The COVID-19 pandemic is forcing institutions to define new ways to stay connected and engaged, like using technology to overcome physical boundaries. Notre Dame students who studied abroad in Rome have also been affected by this new normal. Despite the physical distance, the Rome Global Gateway has provided students with opportunities to remain connected with the city, the Gateway and its partners.
Danny Shaw, James Sumantri and Julia Pesola are three of the Notre Dame students who were studying abroad in Rome when the coronavirus outbreak unfolded. They left Italy very quickly to move back to their home countries, cutting short their study abroad experience. When they heard about the opportunity to start a virtual internship in Rome from their sofas, they jumped at the chance.
Dedalo schools are stable partners of the Gateway with three locations in Italy: Rome, Milan and Como. They collaborate each year with Notre Dame and have relationships with the students. They made a proposal to Mallory Nardin, the director of programming, student development and community engagement, to find students willing to be teaching assistants and guest lecturers for a series of virtual classes as part of a summer camp. The theme of the English classes was “mystery tour,” during which the Italian students were taken around fictional or real geographic locations.
Sumantri is a fourth-year architecture student who left Rome in March. When his summer internship with a local architecture company fell through, he found out about this teaching opportunity at S. Orsola and was thrilled to take the students through his home continent, Asia.
“For the portion of the class that I took over, I chose to take them to my three home countries: Singapore (where I live), Japan (where my mother's side of the family is from), and Indonesia (where my father's side of the family is from),” says Sumantri. “It was pretty fun and exciting to introduce these places so familiar to myself to kids from Italy who knew little to nothing about these countries. Sharing my culture and learning from other ones has always been a passion of mine, so I quite enjoyed this lively exchange.
Shaw is a senior majoring in sociology and preprofessional studies. He decided to take his students to Spain and to the fictional location of Hogwarts, where he dressed up as Harry Potter.
“For my week at Hogwarts, the wonderful teacher that I partnered with, Silvia Volpicelli, had a very clear vision for what she wanted me to do with the students.” says Shaw. “We collaborated beforehand about what would be entertaining and decided that I would dress up as Harry Potter while the students interviewed me. It was a very fun experience and now pictures of me dressed as Harry Potter will forever be on the internet.”
Pesola is a senior majoring in architecture. She decided to conduct her remote internship with S. Orsola, a great way to stay involved in Rome, albeit virtually.
“With the remote internship, I was able to work with the teachers in Rome to create fun and interactive lesson plans for the virtual summer camp run by S. Orsola, which focuses on teaching English,” she says.
Pesola was paired up with Elena Gursky, an assistant rector at the Villa who is also an English teacher at S. Orsola.
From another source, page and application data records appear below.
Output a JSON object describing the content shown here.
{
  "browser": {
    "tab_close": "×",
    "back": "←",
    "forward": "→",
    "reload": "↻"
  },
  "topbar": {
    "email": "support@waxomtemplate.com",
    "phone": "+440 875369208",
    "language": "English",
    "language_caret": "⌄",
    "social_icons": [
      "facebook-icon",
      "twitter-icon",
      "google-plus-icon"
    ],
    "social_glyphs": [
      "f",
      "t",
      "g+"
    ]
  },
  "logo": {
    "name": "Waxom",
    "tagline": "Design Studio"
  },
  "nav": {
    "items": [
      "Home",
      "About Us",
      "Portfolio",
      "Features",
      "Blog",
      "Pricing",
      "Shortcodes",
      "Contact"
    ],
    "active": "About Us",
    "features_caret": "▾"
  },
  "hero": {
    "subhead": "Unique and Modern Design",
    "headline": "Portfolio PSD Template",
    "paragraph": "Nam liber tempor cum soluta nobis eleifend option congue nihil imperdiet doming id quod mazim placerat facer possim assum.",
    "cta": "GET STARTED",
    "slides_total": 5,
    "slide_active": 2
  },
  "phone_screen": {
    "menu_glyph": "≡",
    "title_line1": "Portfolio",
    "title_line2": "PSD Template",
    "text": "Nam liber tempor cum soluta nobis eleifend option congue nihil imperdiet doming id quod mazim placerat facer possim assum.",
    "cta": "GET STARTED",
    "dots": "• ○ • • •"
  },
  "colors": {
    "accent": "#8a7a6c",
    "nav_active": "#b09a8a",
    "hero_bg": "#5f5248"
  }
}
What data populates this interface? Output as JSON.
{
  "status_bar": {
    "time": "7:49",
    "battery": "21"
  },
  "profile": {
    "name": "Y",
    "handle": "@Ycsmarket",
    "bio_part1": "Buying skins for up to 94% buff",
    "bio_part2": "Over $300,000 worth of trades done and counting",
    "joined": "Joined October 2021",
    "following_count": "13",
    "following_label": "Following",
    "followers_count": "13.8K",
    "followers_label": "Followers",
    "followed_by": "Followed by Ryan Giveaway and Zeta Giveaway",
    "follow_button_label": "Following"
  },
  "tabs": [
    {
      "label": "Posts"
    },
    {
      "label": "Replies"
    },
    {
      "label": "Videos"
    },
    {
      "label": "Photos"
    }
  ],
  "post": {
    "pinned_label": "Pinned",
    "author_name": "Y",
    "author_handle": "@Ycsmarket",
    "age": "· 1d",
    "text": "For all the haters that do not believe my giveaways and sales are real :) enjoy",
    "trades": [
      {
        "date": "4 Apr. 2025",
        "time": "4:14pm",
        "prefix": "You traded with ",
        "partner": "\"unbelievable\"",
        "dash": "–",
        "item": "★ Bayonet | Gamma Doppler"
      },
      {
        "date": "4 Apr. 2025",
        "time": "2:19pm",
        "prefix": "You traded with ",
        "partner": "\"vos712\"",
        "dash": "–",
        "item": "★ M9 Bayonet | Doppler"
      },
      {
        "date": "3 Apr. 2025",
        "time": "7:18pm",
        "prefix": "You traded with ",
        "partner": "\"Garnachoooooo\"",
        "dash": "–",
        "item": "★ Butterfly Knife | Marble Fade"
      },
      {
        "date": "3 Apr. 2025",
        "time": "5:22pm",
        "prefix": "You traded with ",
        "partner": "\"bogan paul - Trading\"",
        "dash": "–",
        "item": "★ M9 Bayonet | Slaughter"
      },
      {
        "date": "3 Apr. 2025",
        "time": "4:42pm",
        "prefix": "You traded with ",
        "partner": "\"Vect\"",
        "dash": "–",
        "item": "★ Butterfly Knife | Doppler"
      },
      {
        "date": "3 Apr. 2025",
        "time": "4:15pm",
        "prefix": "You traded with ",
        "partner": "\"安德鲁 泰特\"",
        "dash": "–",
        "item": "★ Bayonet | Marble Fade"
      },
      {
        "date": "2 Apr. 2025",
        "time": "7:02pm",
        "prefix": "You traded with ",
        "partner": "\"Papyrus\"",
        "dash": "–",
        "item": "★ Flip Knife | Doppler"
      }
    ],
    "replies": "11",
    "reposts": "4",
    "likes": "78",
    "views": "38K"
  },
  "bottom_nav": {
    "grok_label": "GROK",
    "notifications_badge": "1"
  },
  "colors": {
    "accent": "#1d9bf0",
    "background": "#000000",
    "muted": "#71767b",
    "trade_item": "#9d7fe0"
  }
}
“Julia took my class on a virtual tour of her family’s home in Connecticut and her New York City apartment. They had a blast discussing the differences between Italian and American homes, as well as ways of life in general,” says Gursky. At the end of the lesson, the students became junior architects, drawing a floor plan for their very own American dream home. Many included a popcorn machine, inspired by Julia’s.
Because the Italian students would have normally gone on a school trip to an English-speaking destination, the goal of Pesola, Sumantri and Shaw’s collaboration with S. Orsola was to bring the feeling of travel and discovery to them virtually.
“What I find remarkable about this collaboration is that it speaks to the knowledge of both institutions that a full educational experience includes the convergence of cultures, languages, and backgrounds,” Gursky concludes. “I know that the students at S. Orsola enjoyed getting to know Julia, James, and Danny, and hopefully sparked an interest in having a study abroad experience of their own one day.
Six other students are currently carrying out remote internships for credits through the virtual practicum course at the Rome Global Gateway. Opportunities are open to students throughout the academic year and the summer.